-- Data section follows --

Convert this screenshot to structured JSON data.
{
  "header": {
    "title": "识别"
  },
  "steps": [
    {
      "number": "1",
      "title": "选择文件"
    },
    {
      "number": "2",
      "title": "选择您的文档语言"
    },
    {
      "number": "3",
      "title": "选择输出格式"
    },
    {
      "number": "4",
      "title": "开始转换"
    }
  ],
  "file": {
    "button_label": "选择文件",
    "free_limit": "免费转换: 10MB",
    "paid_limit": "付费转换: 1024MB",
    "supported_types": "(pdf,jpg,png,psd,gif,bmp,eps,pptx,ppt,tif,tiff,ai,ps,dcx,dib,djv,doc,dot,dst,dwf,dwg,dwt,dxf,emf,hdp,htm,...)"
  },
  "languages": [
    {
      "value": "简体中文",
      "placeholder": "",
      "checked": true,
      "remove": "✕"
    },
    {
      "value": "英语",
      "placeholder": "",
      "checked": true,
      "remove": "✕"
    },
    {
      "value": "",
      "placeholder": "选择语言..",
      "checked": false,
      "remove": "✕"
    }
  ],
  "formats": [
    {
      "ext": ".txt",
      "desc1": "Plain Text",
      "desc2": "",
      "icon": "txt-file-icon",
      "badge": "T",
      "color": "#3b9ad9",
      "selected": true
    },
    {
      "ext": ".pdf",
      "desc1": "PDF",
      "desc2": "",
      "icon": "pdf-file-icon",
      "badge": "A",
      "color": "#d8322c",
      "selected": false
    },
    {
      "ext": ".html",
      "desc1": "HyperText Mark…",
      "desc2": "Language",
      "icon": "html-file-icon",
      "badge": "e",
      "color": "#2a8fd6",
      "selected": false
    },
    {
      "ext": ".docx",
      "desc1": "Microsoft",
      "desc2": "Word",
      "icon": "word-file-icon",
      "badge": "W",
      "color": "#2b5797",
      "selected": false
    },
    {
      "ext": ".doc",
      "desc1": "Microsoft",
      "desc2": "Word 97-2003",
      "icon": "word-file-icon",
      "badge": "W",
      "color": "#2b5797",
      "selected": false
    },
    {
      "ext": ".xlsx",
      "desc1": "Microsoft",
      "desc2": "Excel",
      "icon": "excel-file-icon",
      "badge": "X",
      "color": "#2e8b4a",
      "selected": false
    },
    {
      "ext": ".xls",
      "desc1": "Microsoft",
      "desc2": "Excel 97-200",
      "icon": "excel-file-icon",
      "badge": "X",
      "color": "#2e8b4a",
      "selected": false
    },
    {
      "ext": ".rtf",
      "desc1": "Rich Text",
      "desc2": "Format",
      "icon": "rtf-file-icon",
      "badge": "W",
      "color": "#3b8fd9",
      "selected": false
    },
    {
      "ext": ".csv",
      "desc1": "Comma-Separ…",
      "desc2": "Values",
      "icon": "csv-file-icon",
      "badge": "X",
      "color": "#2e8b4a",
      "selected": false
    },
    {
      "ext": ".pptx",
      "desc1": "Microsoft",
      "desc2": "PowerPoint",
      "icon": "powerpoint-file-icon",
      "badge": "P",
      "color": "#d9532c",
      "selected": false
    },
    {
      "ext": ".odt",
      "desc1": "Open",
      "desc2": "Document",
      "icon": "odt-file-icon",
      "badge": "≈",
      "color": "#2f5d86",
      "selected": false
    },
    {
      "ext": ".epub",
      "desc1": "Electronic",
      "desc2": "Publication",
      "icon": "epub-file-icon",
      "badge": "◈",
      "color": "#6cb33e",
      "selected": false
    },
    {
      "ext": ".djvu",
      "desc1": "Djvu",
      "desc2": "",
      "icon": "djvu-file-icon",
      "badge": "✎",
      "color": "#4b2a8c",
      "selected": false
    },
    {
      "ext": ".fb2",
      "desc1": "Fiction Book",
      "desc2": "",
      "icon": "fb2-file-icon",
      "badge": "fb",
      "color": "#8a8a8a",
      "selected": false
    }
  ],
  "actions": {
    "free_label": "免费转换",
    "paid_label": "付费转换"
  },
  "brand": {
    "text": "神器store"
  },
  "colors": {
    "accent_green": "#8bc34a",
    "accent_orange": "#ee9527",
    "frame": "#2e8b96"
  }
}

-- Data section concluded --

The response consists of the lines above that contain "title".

* **Result below**
    "title": "识别"
      "title": "选择文件"
      "title": "选择您的文档语言"
      "title": "选择输出格式"
      "title": "开始转换"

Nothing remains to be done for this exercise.